An analysis done on a disassembled iPhone by an independent lab in the UK found toxic brominated compounds and hazardous PVC (polyvinyl chloride) in multiple components of the handsets. Bromine, a chemical used in fire-retardant compounds, was present in more than half the 18 samples taken, Greenpeace claimed, while toxic phthalates made up 1.5 per cent of the earbud cables PVC coating.
In no instances, however, did any of the tested iPhone components -- which included the four circuit boards, the battery casing and the internal case -- appear to violate European Union regulations, Greenpeace acknowledged.
Even so, the discovery of bromine and PVC raised the group's ire, in part because other mobile phone makers have eliminated the chemical and the hard-to-recycle plastic. Nokia's handsets, for example, are PVC-free, said Greenpeace, while Motorola and Sony Ericsson have bromine-free models on the market.
"Apple is far from leading the way for a green electronics industry as competitors, like Nokia, already sell mobile phones free of PVC," said Zeina Alhajj, Greenpeace toxics campaigner, in a statement Monday. Greenpeace called on Apple to sell a revamped iPhone that would be at least as green as competitors' handsets.
The group also knocked Apple for not offering a global take-back recycling policy to match those of Nokia and Sony Ericsson, and asked what would happen to the several million iPhones that Apple plans to sell in its first year. Apple, however, accepts any cell phone, the iPhone included, in its free recycling program, which prints out a pre-paid mailing label or sends a pre-paid mailer to customers who fill out an online form.
In its most recent "green" ranking of major consumer electronics and computer companies, Nokia and Sony Ericsson topped the list last month at No. 1 and No. 2, respectively, with corresponding scores of 8.0 and 7.7 out of a possible 10. Motorola, with, 6.7, took ninth. Apple, meanwhile, held 12th with a score of 5.3. Only one company, Panasonic, scored lower.
Greenpeace has not been shy about criticizing Apple. Last year, it singled out the Cupertino, Calif. company with a "Green My Apple" public relations campaign meant to pressure Apple to make changes. This spring, it put Apple as dead last among the 14 companies it tracked. A month later, Apple CEO Steve Jobs fired back with an open letter defending the company and promising future progress. Among the latter: Apple pledged to eliminate PVC and bromine-based flame retardants in its products by the end of 2008.
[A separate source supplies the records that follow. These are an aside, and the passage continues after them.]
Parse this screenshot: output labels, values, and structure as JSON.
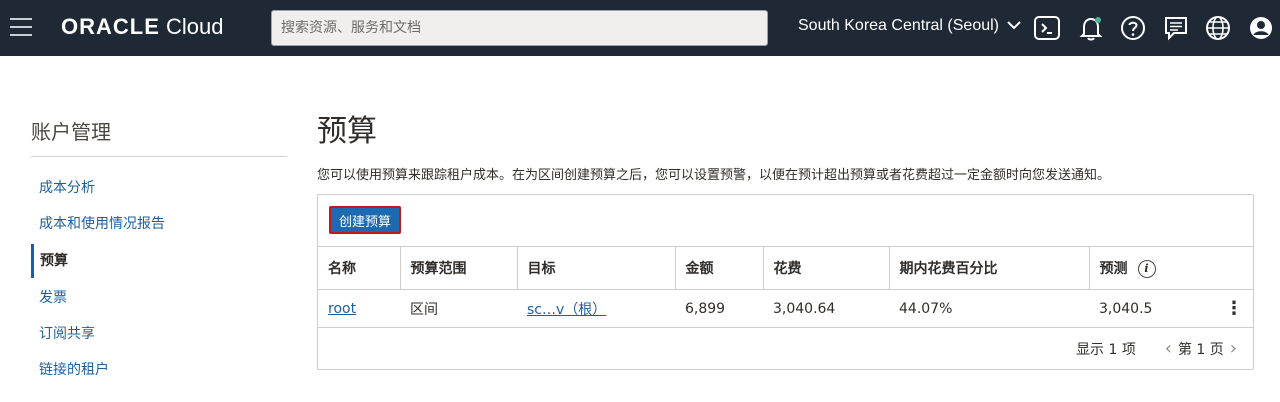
{
  "topbar": {
    "logo_bold": "ORACLE",
    "logo_light": " Cloud",
    "search_placeholder": "搜索资源、服务和文档",
    "region": "South Korea Central (Seoul)"
  },
  "sidebar": {
    "title": "账户管理",
    "items": [
      {
        "label": "成本分析"
      },
      {
        "label": "成本和使用情况报告"
      },
      {
        "label": "预算"
      },
      {
        "label": "发票"
      },
      {
        "label": "订阅共享"
      },
      {
        "label": "链接的租户"
      }
    ]
  },
  "main": {
    "title": "预算",
    "description": "您可以使用预算来跟踪租户成本。在为区间创建预算之后，您可以设置预警，以便在预计超出预算或者花费超过一定金额时向您发送通知。",
    "create_button": "创建预算",
    "table": {
      "headers": [
        "名称",
        "预算范围",
        "目标",
        "金额",
        "花费",
        "期内花费百分比",
        "预测"
      ],
      "rows": [
        {
          "name": "root",
          "scope": "区间",
          "target": "sc…v（根）",
          "amount": "6,899",
          "spent": "3,040.64",
          "percent": "44.07%",
          "forecast": "3,040.5"
        }
      ]
    },
    "pager": {
      "showing": "显示 1 项",
      "page": "第 1 页"
    }
  },
  "colors": {
    "topbar_bg": "#1e2935",
    "link": "#1d5f9e",
    "button_bg": "#1b6ab2",
    "button_highlight": "#c6171d"
  }
}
Back in May, Jobs said: "In many cases Apple is ahead of, or will soon be ahead of, most of its competitors in these areas."
Based on the iPhone, Greenpeace disagreed. "Steve Jobs has missed the call on making the iPhone his first step towards greening Apple's products," Alhajj said.
Apple did not respond to a request for comment.
The lab analysis of the iPhone can be found on the Greenpeace Web site.